Information:
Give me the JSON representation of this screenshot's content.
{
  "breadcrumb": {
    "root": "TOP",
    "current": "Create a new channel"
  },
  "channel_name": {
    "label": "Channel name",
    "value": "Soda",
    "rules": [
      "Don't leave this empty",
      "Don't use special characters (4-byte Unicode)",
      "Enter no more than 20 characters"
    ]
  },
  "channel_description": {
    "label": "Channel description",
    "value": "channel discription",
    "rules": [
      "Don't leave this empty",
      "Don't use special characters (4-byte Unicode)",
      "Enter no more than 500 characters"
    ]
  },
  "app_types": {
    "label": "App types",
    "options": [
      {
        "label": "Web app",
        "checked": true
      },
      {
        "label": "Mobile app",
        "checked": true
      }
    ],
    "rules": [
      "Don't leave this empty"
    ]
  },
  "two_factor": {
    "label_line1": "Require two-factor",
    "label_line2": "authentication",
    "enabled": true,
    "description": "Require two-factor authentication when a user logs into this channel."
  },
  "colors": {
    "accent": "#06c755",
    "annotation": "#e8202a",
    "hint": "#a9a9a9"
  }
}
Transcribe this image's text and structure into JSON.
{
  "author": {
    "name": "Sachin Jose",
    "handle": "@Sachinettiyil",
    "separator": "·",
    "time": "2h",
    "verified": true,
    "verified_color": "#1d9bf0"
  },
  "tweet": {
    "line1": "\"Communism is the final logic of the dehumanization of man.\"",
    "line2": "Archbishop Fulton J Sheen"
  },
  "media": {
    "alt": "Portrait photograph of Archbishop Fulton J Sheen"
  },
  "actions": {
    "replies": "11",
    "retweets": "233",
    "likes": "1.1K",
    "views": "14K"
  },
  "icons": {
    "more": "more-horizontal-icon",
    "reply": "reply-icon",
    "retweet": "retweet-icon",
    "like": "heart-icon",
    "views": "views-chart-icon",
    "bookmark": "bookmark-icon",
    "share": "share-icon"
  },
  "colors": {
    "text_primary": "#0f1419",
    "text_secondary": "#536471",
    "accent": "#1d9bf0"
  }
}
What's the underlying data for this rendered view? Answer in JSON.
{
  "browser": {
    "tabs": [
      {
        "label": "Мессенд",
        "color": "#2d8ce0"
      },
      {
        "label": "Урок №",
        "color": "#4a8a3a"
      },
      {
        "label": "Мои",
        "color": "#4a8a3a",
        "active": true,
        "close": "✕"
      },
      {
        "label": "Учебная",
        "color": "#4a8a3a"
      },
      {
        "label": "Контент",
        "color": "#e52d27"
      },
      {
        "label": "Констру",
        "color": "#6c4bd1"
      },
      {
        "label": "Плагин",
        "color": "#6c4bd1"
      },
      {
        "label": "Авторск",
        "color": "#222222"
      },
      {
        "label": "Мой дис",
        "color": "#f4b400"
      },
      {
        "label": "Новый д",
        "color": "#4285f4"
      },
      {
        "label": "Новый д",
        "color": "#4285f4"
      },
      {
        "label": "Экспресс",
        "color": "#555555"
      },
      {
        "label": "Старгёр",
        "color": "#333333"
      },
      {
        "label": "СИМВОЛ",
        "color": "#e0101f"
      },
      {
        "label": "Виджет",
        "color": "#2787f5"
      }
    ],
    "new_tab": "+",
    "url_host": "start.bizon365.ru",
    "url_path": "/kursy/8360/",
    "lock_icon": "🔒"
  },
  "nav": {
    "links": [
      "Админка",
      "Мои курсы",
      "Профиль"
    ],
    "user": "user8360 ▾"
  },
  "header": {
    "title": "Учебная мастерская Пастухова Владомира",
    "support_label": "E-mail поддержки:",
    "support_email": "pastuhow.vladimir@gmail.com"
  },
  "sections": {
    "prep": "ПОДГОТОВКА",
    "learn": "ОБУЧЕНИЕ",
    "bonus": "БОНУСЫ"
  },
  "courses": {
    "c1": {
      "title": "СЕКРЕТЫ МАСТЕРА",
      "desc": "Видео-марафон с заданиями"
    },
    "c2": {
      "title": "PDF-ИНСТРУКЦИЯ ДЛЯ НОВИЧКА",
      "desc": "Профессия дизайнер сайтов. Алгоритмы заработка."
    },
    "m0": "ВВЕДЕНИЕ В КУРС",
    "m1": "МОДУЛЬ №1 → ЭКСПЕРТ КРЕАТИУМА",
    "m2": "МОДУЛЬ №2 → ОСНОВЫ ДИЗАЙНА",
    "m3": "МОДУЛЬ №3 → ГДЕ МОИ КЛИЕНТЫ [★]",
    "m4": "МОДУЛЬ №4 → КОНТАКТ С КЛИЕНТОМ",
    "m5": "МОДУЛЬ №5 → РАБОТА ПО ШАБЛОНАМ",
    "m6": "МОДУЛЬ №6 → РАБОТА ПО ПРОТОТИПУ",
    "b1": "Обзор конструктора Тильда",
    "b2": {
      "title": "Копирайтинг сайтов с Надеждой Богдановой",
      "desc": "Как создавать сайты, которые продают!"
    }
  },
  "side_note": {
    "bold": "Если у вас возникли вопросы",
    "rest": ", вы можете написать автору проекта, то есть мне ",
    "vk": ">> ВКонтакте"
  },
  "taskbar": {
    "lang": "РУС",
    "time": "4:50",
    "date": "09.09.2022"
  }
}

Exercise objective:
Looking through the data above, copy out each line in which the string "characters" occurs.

Your solution:
      "Don't use special characters (4-byte Unicode)",
      "Enter no more than 20 characters"
      "Don't use special characters (4-byte Unicode)",
      "Enter no more than 500 characters"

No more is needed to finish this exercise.